__DATA IN THIS EXERCISE__
┄┄┄┄┄┄┄┄┄┄┄┄┄┄┄┄┄┄┄┄
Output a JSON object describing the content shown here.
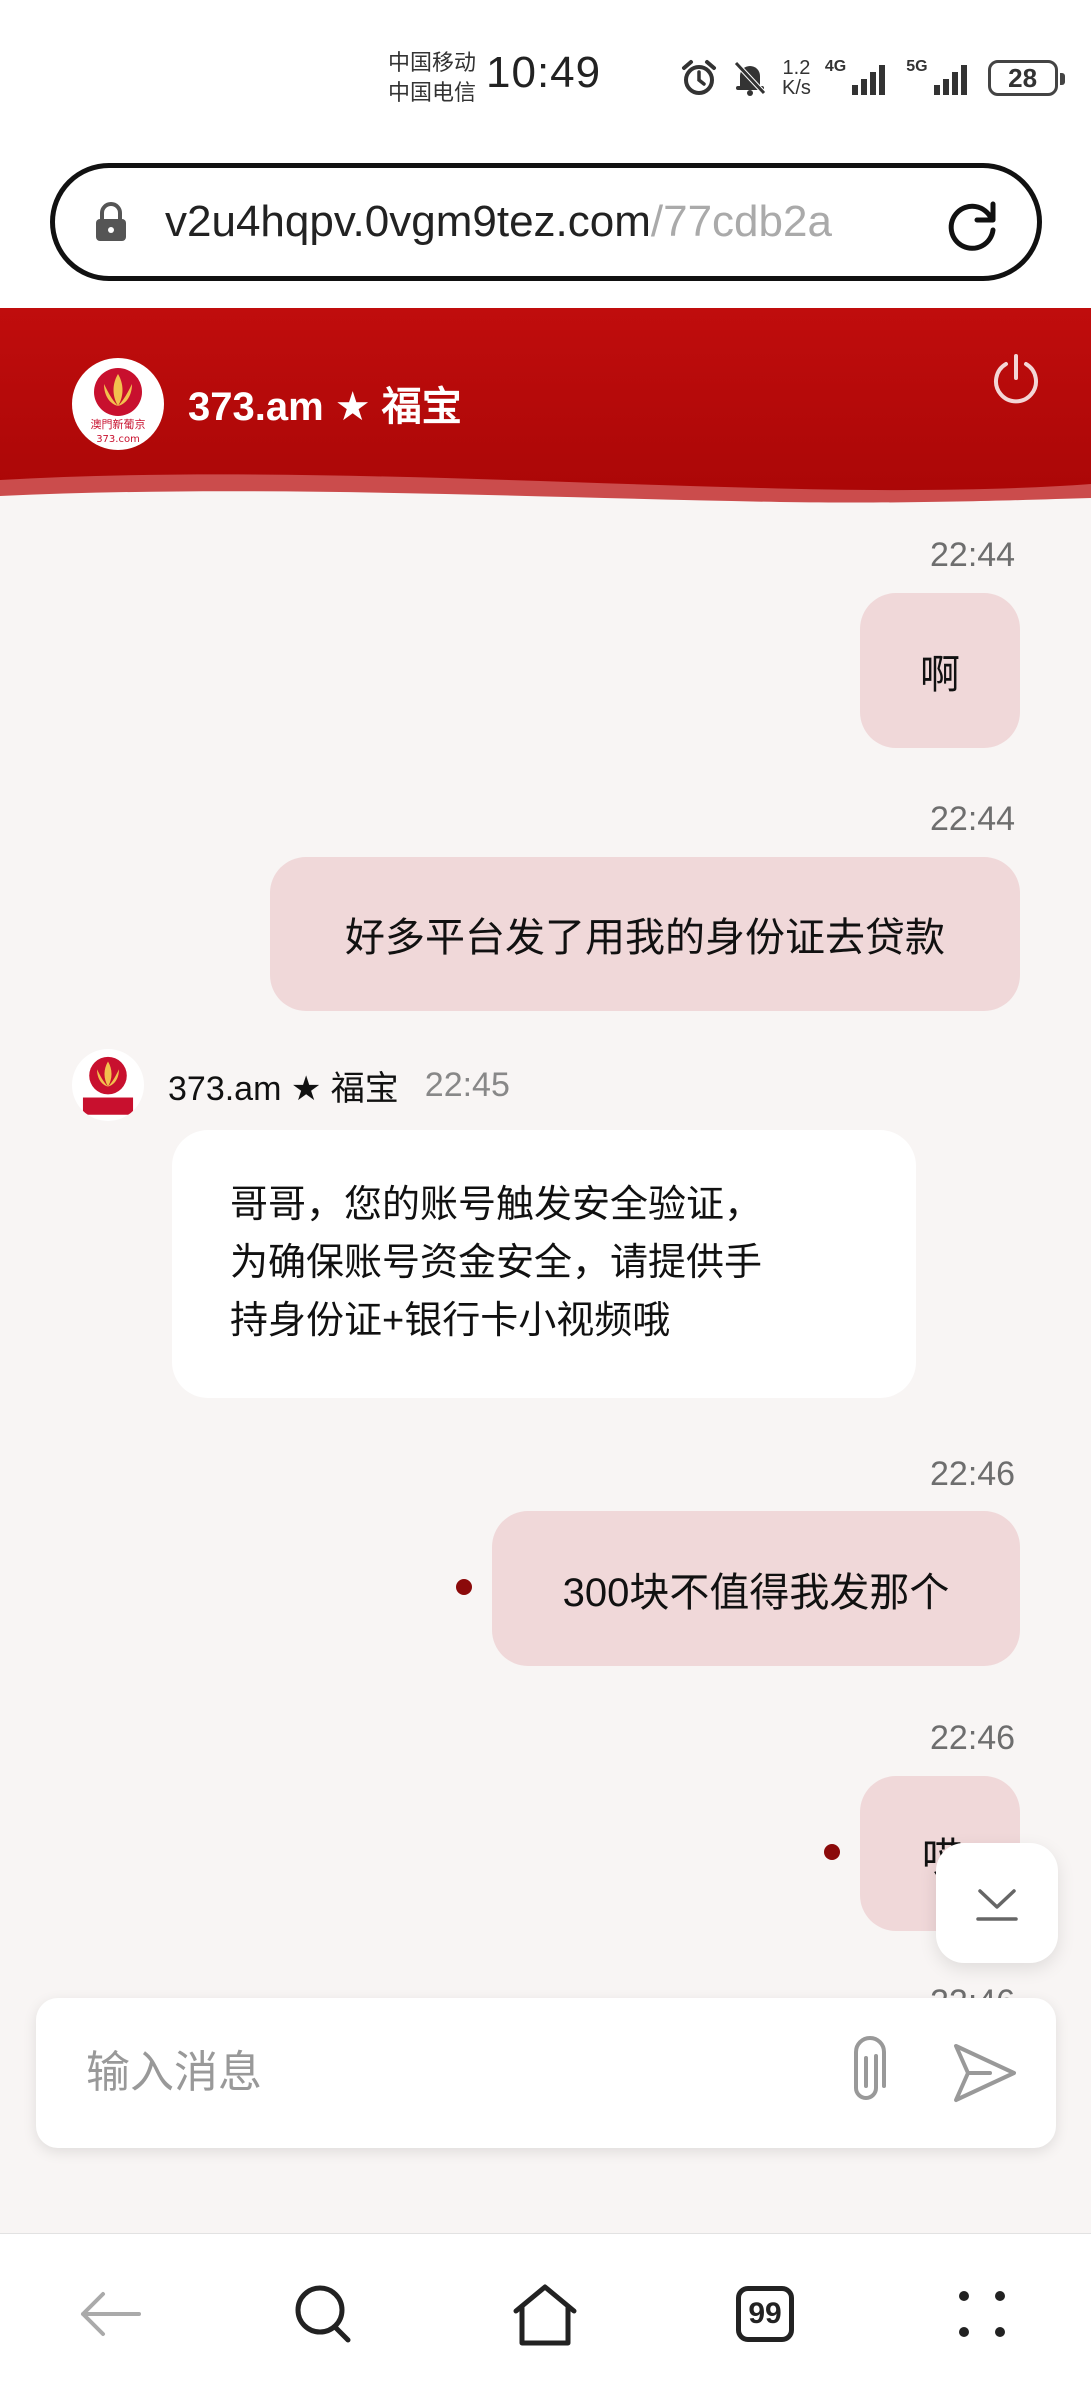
{
  "status_bar": {
    "carrier_1": "中国移动",
    "carrier_2": "中国电信",
    "time": "10:49",
    "net_speed_value": "1.2",
    "net_speed_unit": "K/s",
    "sim1_type": "4G",
    "sim2_type": "5G",
    "battery": "28",
    "icons": [
      "alarm-icon",
      "mute-icon",
      "signal-icon",
      "signal-icon",
      "battery-icon"
    ]
  },
  "browser": {
    "url_host": "v2u4hqpv.0vgm9tez.com",
    "url_path": "/77cdb2a",
    "tabs_count": "99"
  },
  "chat": {
    "title": "373.am ★ 福宝",
    "logo_text": "澳門新葡京",
    "logo_sub": "373.com",
    "messages": [
      {
        "direction": "out",
        "time": "22:44",
        "text": "啊"
      },
      {
        "direction": "out",
        "time": "22:44",
        "text": "好多平台发了用我的身份证去贷款"
      },
      {
        "direction": "in",
        "sender": "373.am ★ 福宝",
        "time": "22:45",
        "lines": [
          "哥哥，您的账号触发安全验证，",
          "为确保账号资金安全，请提供手",
          "持身份证+银行卡小视频哦"
        ]
      },
      {
        "direction": "out",
        "time": "22:46",
        "text": "300块不值得我发那个",
        "unread_dot": true
      },
      {
        "direction": "out",
        "time": "22:46",
        "text": "哎",
        "unread_dot": true
      },
      {
        "direction": "out",
        "time": "22:46",
        "text": ""
      }
    ],
    "composer_placeholder": "输入消息"
  },
  "colors": {
    "header_red": "#b80909",
    "bubble_out": "#f0d8d9",
    "bubble_in": "#ffffff",
    "chat_bg": "#f8f5f4",
    "dot": "#8b0a0a"
  }
}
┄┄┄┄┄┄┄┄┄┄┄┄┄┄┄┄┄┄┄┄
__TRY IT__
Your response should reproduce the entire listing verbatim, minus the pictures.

__RESPONSE__
Output a JSON object describing the content shown here.
{
  "status_bar": {
    "carrier_1": "中国移动",
    "carrier_2": "中国电信",
    "time": "10:49",
    "net_speed_value": "1.2",
    "net_speed_unit": "K/s",
    "sim1_type": "4G",
    "sim2_type": "5G",
    "battery": "28",
    "icons": [
      "alarm-icon",
      "mute-icon",
      "signal-icon",
      "signal-icon",
      "battery-icon"
    ]
  },
  "browser": {
    "url_host": "v2u4hqpv.0vgm9tez.com",
    "url_path": "/77cdb2a",
    "tabs_count": "99"
  },
  "chat": {
    "title": "373.am ★ 福宝",
    "logo_text": "澳門新葡京",
    "logo_sub": "373.com",
    "messages": [
      {
        "direction": "out",
        "time": "22:44",
        "text": "啊"
      },
      {
        "direction": "out",
        "time": "22:44",
        "text": "好多平台发了用我的身份证去贷款"
      },
      {
        "direction": "in",
        "sender": "373.am ★ 福宝",
        "time": "22:45",
        "lines": [
          "哥哥，您的账号触发安全验证，",
          "为确保账号资金安全，请提供手",
          "持身份证+银行卡小视频哦"
        ]
      },
      {
        "direction": "out",
        "time": "22:46",
        "text": "300块不值得我发那个",
        "unread_dot": true
      },
      {
        "direction": "out",
        "time": "22:46",
        "text": "哎",
        "unread_dot": true
      },
      {
        "direction": "out",
        "time": "22:46",
        "text": ""
      }
    ],
    "composer_placeholder": "输入消息"
  },
  "colors": {
    "header_red": "#b80909",
    "bubble_out": "#f0d8d9",
    "bubble_in": "#ffffff",
    "chat_bg": "#f8f5f4",
    "dot": "#8b0a0a"
  }
}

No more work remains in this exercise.